guthrie said...

Being a foreigner and all that, what are the goals of the tea party? How do these goals fit in with the already admitted inequalities of power, capital and wealth present in the USA today?

Anonymous said...

I'm not arguing against capitalism either. I, unlike Marxists, believe it is controllable through collective means (and there are many). My main argument, much like yours, is that capitalism, as it exists, is off balance, tilted heavily against the middle class, and the only way to fix that is to assemble. And the same group that benefits from class division, stokes it through political means.

Where you and I diverge, I think, is on the solution. I think unions, as much as I think they are pathetic and wrong headed throughout history by usurping top down power they caused there own demise, are still the best way to gain the power and organization necessary. I don't have any foresight to know if that is correct or not, just being practical, I guess. I'm unsure what your solution would be. You might not have thought that far yet. Perhaps you think it is necessary to bring down the unions and reassemble. Perhaps something else altogether. Grassroots is ideal, but weak against the opposition.

Michael Tobis said...

ah, Guthrie, you'd think that would be an easy question...

Anonymous said...

I'm still wondering why the tenth man didn't bid $19.

(@ Benson - March 1, 2011 5:41 PM)

Anonymous said...

I'm still wondering why the tenth man didn't bid $19.

(@Benson March 1, 2011 5:41 PM)

Greg said...

Rick, all the bids are sealed and only the bartender knows them, even after each round of bidding. Or, "It's just an analogy, and not a particularly good one".

Someone pointed out that when taxes are cut in a progressive income tax system, of course the richest, who were paying the most taxes, benefit most. So when taxes need to be raised, the opposite should be true. And that's what's broken down. Obviously taxes should have been raised in 2003 if not a little sooner. Eventually we have to pay the bill, and it's going to have to come from those most able to pay.

As for the justification for a progressive income tax in the first place, consider the comments above regarding (a) the benefits to the wealthy provided by society such as educating all their workers, providing roads to carry their goods... and (b) why the wealthy wouldn't want to run off to places of such minimal regulation and taxation as Bosnia or Somalia. A very simple model is close to the truth: Every person's stake in the society in which they live is pretty closely proportional to their net worth. That would argue for a wealth tax, but (a) it's easier to hide wealth than income, and (b) we don't want to discourage thrift among the majority for whom thrift is the primary means of wealth-building. So one looks at the correlation between income and wealth, and creates a progressive income tax as a reasonable proxy for a wealth tax.

If we really set income taxes in that way, the relative rates (i.e. the steepness of the progression) would automatically adjust in response to increasing or decreasing inequality.

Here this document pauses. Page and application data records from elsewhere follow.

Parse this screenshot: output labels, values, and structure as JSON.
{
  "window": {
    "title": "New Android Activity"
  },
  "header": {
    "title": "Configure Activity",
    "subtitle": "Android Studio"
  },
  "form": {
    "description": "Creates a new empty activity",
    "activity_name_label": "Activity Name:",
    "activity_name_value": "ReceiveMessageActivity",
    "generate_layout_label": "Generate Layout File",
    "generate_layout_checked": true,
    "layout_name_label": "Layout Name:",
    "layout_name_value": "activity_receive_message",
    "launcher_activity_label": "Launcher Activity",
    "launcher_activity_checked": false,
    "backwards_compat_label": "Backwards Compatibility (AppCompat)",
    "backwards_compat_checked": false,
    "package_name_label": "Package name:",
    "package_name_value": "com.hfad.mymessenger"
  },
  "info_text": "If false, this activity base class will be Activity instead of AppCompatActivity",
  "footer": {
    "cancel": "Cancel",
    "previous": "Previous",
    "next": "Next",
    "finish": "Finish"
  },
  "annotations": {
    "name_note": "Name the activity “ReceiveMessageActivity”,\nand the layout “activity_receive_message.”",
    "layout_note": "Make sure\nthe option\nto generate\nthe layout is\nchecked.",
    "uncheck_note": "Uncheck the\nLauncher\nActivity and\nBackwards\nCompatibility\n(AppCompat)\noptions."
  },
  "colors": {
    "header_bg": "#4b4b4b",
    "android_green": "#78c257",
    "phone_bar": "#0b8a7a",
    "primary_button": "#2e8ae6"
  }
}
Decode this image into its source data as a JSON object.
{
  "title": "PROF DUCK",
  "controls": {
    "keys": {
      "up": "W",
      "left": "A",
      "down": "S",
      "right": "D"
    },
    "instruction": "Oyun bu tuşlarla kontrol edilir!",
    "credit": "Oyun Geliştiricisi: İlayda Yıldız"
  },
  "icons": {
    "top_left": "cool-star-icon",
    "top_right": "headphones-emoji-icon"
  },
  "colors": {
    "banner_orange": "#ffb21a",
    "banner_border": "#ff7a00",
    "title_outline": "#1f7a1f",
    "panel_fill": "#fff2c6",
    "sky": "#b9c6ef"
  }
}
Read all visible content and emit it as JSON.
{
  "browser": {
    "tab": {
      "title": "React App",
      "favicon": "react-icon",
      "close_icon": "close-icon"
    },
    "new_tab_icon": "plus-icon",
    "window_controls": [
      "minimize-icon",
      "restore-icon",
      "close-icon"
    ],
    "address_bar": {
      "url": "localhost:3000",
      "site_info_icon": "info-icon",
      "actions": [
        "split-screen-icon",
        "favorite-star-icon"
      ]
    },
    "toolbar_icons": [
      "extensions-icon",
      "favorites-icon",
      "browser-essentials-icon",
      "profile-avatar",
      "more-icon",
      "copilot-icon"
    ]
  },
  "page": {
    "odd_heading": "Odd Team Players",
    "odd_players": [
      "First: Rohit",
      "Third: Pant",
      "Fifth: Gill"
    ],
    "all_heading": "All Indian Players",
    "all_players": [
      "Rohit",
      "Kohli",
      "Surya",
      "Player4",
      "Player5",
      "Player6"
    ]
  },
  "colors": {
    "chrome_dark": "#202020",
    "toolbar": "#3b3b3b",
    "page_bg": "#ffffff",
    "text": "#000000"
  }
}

David B. Benson said...

Rick H. --- Greg answered at length and well.

Anonymous said...

Thanks, Greg. The sealed bid eluded me.
And no argument on the tax policy here.

Michael Tobis said...

I still don't get it. What's the point?

Anyway, as has been pointed out here already, if rich people get the most benefit when taxes are cut, should they not pick up most of the burden when they are raised?

I understood it that way from the beginning.

But now that we have budget crises, we don't seem to be raising taxes, but rather cutting benefits. Which seems like an additional transfer of wealth to the wealthy.

David B. Benson said...

Which seems like an additional transfer of wealth to the wealthy.

Yup, more of the Hood Robin Principle